App and web page records:

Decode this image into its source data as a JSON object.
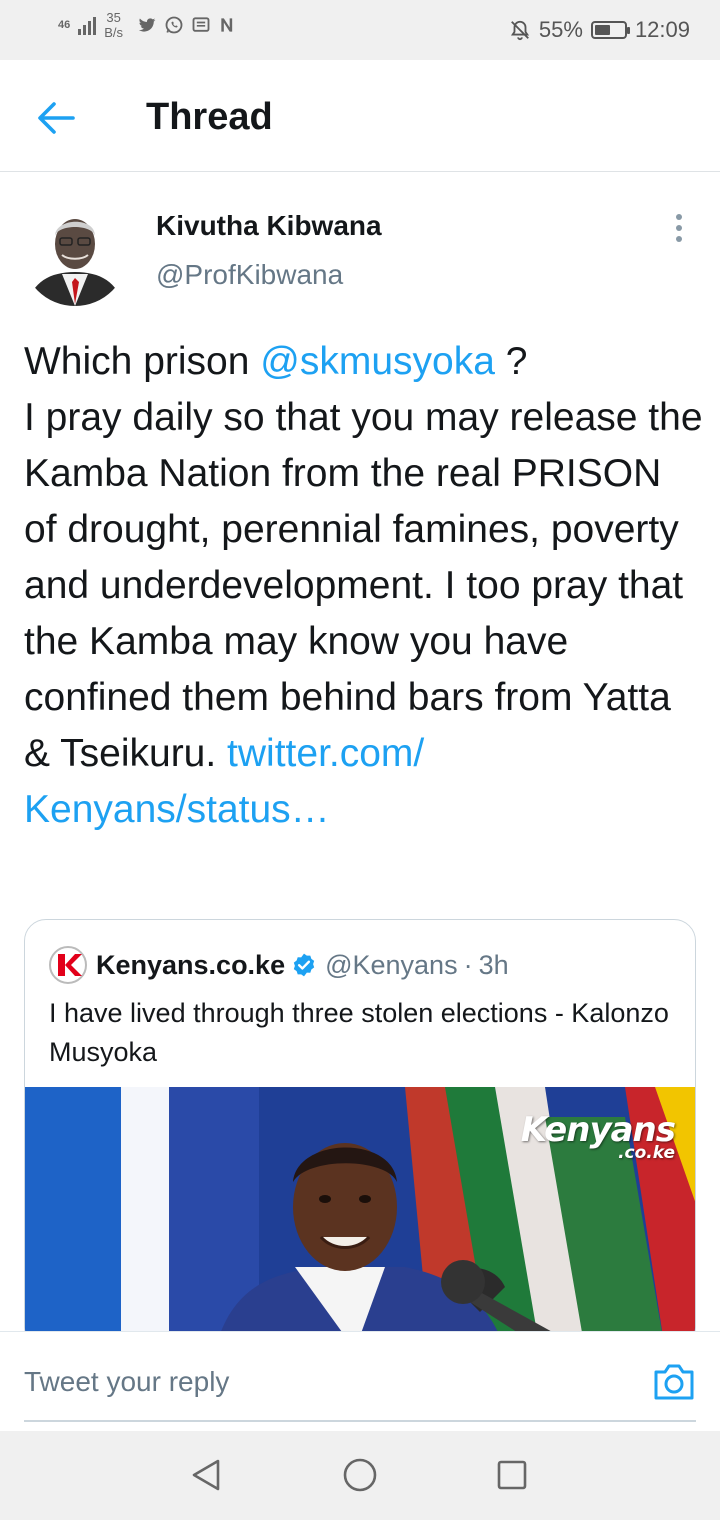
{
  "status_bar": {
    "network": "4G",
    "network_sub": "46",
    "speed_value": "35",
    "speed_unit": "B/s",
    "battery": "55%",
    "battery_level": 0.55,
    "time": "12:09"
  },
  "header": {
    "title": "Thread"
  },
  "tweet": {
    "author_name": "Kivutha Kibwana",
    "author_handle": "@ProfKibwana",
    "text_1": "Which prison ",
    "mention": "@skmusyoka",
    "text_2": " ?\nI  pray daily so that you may release the Kamba Nation from the real PRISON of drought, perennial famines, poverty and underdevelopment. I too pray that the Kamba may know you have confined them behind bars from Yatta & Tseikuru. ",
    "link": "twitter.com/\nKenyans/status…"
  },
  "quoted_tweet": {
    "name": "Kenyans.co.ke",
    "handle": "@Kenyans",
    "separator": "·",
    "time": "3h",
    "text": "I have lived through three stolen elections - Kalonzo Musyoka",
    "watermark_main": "Kenyans",
    "watermark_sub": ".co.ke"
  },
  "reply": {
    "placeholder": "Tweet your reply"
  },
  "colors": {
    "accent": "#1da1f2",
    "text": "#14171a",
    "secondary": "#657786",
    "verified": "#1da1f2",
    "brand_red": "#e2001a"
  },
  "icons": {
    "back": "arrow-left-icon",
    "more": "vertical-ellipsis-icon",
    "verified": "verified-badge-icon",
    "camera": "camera-icon",
    "nav_back": "triangle-back-icon",
    "nav_home": "circle-home-icon",
    "nav_recents": "square-recents-icon"
  }
}
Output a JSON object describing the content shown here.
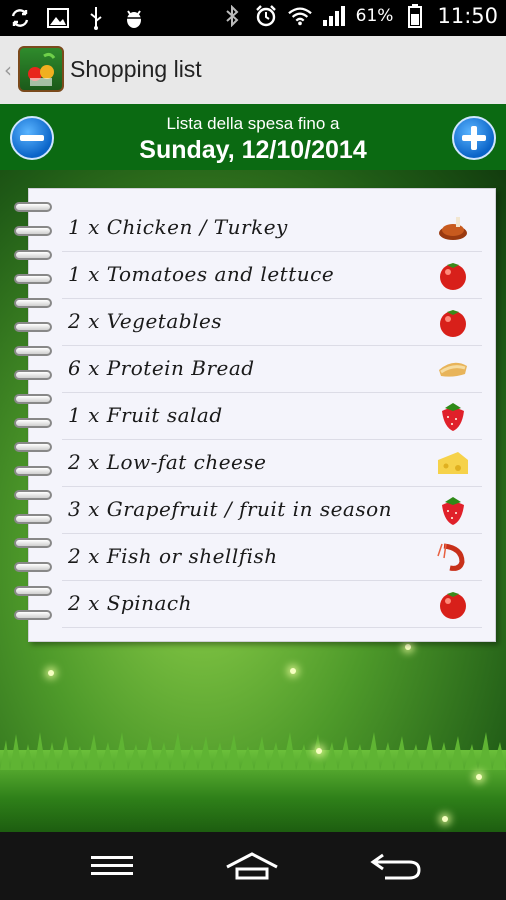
{
  "status_bar": {
    "battery": "61%",
    "time": "11:50",
    "left_icons": [
      "sync-icon",
      "image-icon",
      "usb-icon",
      "android-debug-icon"
    ],
    "right_icons": [
      "bluetooth-icon",
      "alarm-icon",
      "wifi-icon",
      "signal-icon",
      "battery-icon"
    ]
  },
  "action_bar": {
    "title": "Shopping list"
  },
  "header": {
    "subtitle": "Lista della spesa fino a",
    "date": "Sunday, 12/10/2014",
    "minus_icon": "minus-icon",
    "plus_icon": "plus-icon"
  },
  "list": {
    "items": [
      {
        "text": "1 x Chicken / Turkey",
        "icon": "chicken-icon"
      },
      {
        "text": "1 x Tomatoes and lettuce",
        "icon": "tomato-icon"
      },
      {
        "text": "2 x Vegetables",
        "icon": "tomato-icon"
      },
      {
        "text": "6 x Protein Bread",
        "icon": "bread-icon"
      },
      {
        "text": "1 x Fruit salad",
        "icon": "strawberry-icon"
      },
      {
        "text": "2 x Low-fat cheese",
        "icon": "cheese-icon"
      },
      {
        "text": "3 x Grapefruit / fruit in season",
        "icon": "strawberry-icon"
      },
      {
        "text": "2 x Fish or shellfish",
        "icon": "shrimp-icon"
      },
      {
        "text": "2 x Spinach",
        "icon": "tomato-icon"
      }
    ]
  },
  "nav_bar": {
    "icons": [
      "menu-icon",
      "home-icon",
      "back-icon"
    ]
  },
  "colors": {
    "header_green": "#0b6a12",
    "button_blue": "#0a64c8",
    "paper": "#f4f4fb"
  }
}
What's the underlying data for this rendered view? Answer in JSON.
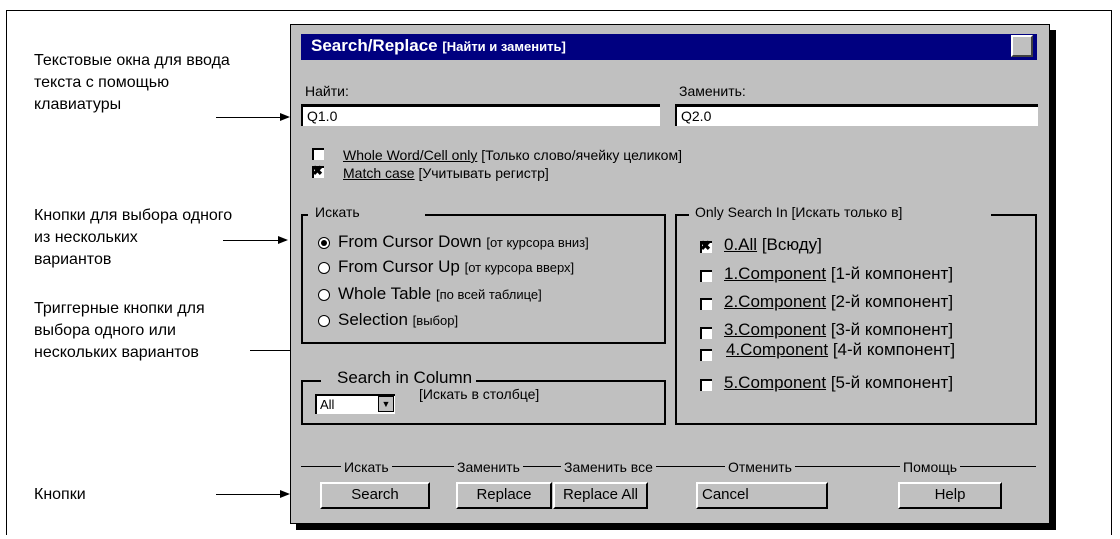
{
  "annotations": {
    "text_fields": "Текстовые окна для ввода\nтекста с помощью\nклавиатуры",
    "radio_buttons": "Кнопки для выбора одного\nиз нескольких\nвариантов",
    "check_buttons": "Триггерные кнопки для\nвыбора одного или\nнескольких вариантов",
    "buttons": "Кнопки"
  },
  "dialog": {
    "title": "Search/Replace",
    "title_ru": "[Найти и заменить]",
    "find_label": "Найти:",
    "find_value": "Q1.0",
    "replace_label": "Заменить:",
    "replace_value": "Q2.0",
    "whole_word": {
      "label": "Whole Word/Cell only",
      "ru": "[Только слово/ячейку целиком]",
      "checked": false
    },
    "match_case": {
      "label": "Match case",
      "ru": "[Учитывать регистр]",
      "checked": true
    },
    "search_group": {
      "legend": "Искать",
      "options": [
        {
          "label": "From Cursor Down",
          "ru": "[от курсора вниз]",
          "selected": true
        },
        {
          "label": "From Cursor Up",
          "ru": "[от курсора вверх]",
          "selected": false
        },
        {
          "label": "Whole Table",
          "ru": "[по всей таблице]",
          "selected": false
        },
        {
          "label": "Selection",
          "ru": "[выбор]",
          "selected": false
        }
      ]
    },
    "column_group": {
      "legend": "Search in Column",
      "ru": "[Искать в столбце]",
      "selected": "All"
    },
    "only_group": {
      "legend": "Only Search In [Искать только в]",
      "items": [
        {
          "label": "0.All",
          "ru": "[Всюду]",
          "checked": true
        },
        {
          "label": "1.Component",
          "ru": "[1-й компонент]",
          "checked": false
        },
        {
          "label": "2.Component",
          "ru": "[2-й компонент]",
          "checked": false
        },
        {
          "label": "3.Component",
          "ru": "[3-й компонент]",
          "checked": false
        },
        {
          "label": "4.Component",
          "ru": "[4-й компонент]",
          "checked": false
        },
        {
          "label": "5.Component",
          "ru": "[5-й компонент]",
          "checked": false
        }
      ]
    },
    "buttons": {
      "search": {
        "caption": "Искать",
        "label": "Search"
      },
      "replace": {
        "caption": "Заменить",
        "label": "Replace"
      },
      "replace_all": {
        "caption": "Заменить все",
        "label": "Replace All"
      },
      "cancel": {
        "caption": "Отменить",
        "label": "Cancel"
      },
      "help": {
        "caption": "Помощь",
        "label": "Help"
      }
    }
  }
}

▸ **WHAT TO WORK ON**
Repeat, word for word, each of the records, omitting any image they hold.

▸ **EXERCISE SOLUTION**
Decode this image into its source data as a JSON object.
{
  "status_bar": {
    "network": "4G",
    "network_sub": "46",
    "speed_value": "35",
    "speed_unit": "B/s",
    "battery": "55%",
    "battery_level": 0.55,
    "time": "12:09"
  },
  "header": {
    "title": "Thread"
  },
  "tweet": {
    "author_name": "Kivutha Kibwana",
    "author_handle": "@ProfKibwana",
    "text_1": "Which prison ",
    "mention": "@skmusyoka",
    "text_2": " ?\nI  pray daily so that you may release the Kamba Nation from the real PRISON of drought, perennial famines, poverty and underdevelopment. I too pray that the Kamba may know you have confined them behind bars from Yatta & Tseikuru. ",
    "link": "twitter.com/\nKenyans/status…"
  },
  "quoted_tweet": {
    "name": "Kenyans.co.ke",
    "handle": "@Kenyans",
    "separator": "·",
    "time": "3h",
    "text": "I have lived through three stolen elections - Kalonzo Musyoka",
    "watermark_main": "Kenyans",
    "watermark_sub": ".co.ke"
  },
  "reply": {
    "placeholder": "Tweet your reply"
  },
  "colors": {
    "accent": "#1da1f2",
    "text": "#14171a",
    "secondary": "#657786",
    "verified": "#1da1f2",
    "brand_red": "#e2001a"
  },
  "icons": {
    "back": "arrow-left-icon",
    "more": "vertical-ellipsis-icon",
    "verified": "verified-badge-icon",
    "camera": "camera-icon",
    "nav_back": "triangle-back-icon",
    "nav_home": "circle-home-icon",
    "nav_recents": "square-recents-icon"
  }
}
Output a JSON object describing the content shown here.
{
  "status_bar": {
    "battery": "61%",
    "time": "11:50",
    "left_icons": [
      "sync-icon",
      "image-icon",
      "usb-icon",
      "android-debug-icon"
    ],
    "right_icons": [
      "bluetooth-icon",
      "alarm-icon",
      "wifi-icon",
      "signal-icon",
      "battery-icon"
    ]
  },
  "action_bar": {
    "title": "Shopping list"
  },
  "header": {
    "subtitle": "Lista della spesa fino a",
    "date": "Sunday, 12/10/2014",
    "minus_icon": "minus-icon",
    "plus_icon": "plus-icon"
  },
  "list": {
    "items": [
      {
        "text": "1 x Chicken / Turkey",
        "icon": "chicken-icon"
      },
      {
        "text": "1 x Tomatoes and lettuce",
        "icon": "tomato-icon"
      },
      {
        "text": "2 x Vegetables",
        "icon": "tomato-icon"
      },
      {
        "text": "6 x Protein Bread",
        "icon": "bread-icon"
      },
      {
        "text": "1 x Fruit salad",
        "icon": "strawberry-icon"
      },
      {
        "text": "2 x Low-fat cheese",
        "icon": "cheese-icon"
      },
      {
        "text": "3 x Grapefruit / fruit in season",
        "icon": "strawberry-icon"
      },
      {
        "text": "2 x Fish or shellfish",
        "icon": "shrimp-icon"
      },
      {
        "text": "2 x Spinach",
        "icon": "tomato-icon"
      }
    ]
  },
  "nav_bar": {
    "icons": [
      "menu-icon",
      "home-icon",
      "back-icon"
    ]
  },
  "colors": {
    "header_green": "#0b6a12",
    "button_blue": "#0a64c8",
    "paper": "#f4f4fb"
  }
}
What's the underlying data for this rendered view? Answer in JSON.
{
  "annotations": {
    "text_fields": "Текстовые окна для ввода\nтекста с помощью\nклавиатуры",
    "radio_buttons": "Кнопки для выбора одного\nиз нескольких\nвариантов",
    "check_buttons": "Триггерные кнопки для\nвыбора одного или\nнескольких вариантов",
    "buttons": "Кнопки"
  },
  "dialog": {
    "title": "Search/Replace",
    "title_ru": "[Найти и заменить]",
    "find_label": "Найти:",
    "find_value": "Q1.0",
    "replace_label": "Заменить:",
    "replace_value": "Q2.0",
    "whole_word": {
      "label": "Whole Word/Cell only",
      "ru": "[Только слово/ячейку целиком]",
      "checked": false
    },
    "match_case": {
      "label": "Match case",
      "ru": "[Учитывать регистр]",
      "checked": true
    },
    "search_group": {
      "legend": "Искать",
      "options": [
        {
          "label": "From Cursor Down",
          "ru": "[от курсора вниз]",
          "selected": true
        },
        {
          "label": "From Cursor Up",
          "ru": "[от курсора вверх]",
          "selected": false
        },
        {
          "label": "Whole Table",
          "ru": "[по всей таблице]",
          "selected": false
        },
        {
          "label": "Selection",
          "ru": "[выбор]",
          "selected": false
        }
      ]
    },
    "column_group": {
      "legend": "Search in Column",
      "ru": "[Искать в столбце]",
      "selected": "All"
    },
    "only_group": {
      "legend": "Only Search In [Искать только в]",
      "items": [
        {
          "label": "0.All",
          "ru": "[Всюду]",
          "checked": true
        },
        {
          "label": "1.Component",
          "ru": "[1-й компонент]",
          "checked": false
        },
        {
          "label": "2.Component",
          "ru": "[2-й компонент]",
          "checked": false
        },
        {
          "label": "3.Component",
          "ru": "[3-й компонент]",
          "checked": false
        },
        {
          "label": "4.Component",
          "ru": "[4-й компонент]",
          "checked": false
        },
        {
          "label": "5.Component",
          "ru": "[5-й компонент]",
          "checked": false
        }
      ]
    },
    "buttons": {
      "search": {
        "caption": "Искать",
        "label": "Search"
      },
      "replace": {
        "caption": "Заменить",
        "label": "Replace"
      },
      "replace_all": {
        "caption": "Заменить все",
        "label": "Replace All"
      },
      "cancel": {
        "caption": "Отменить",
        "label": "Cancel"
      },
      "help": {
        "caption": "Помощь",
        "label": "Help"
      }
    }
  }
}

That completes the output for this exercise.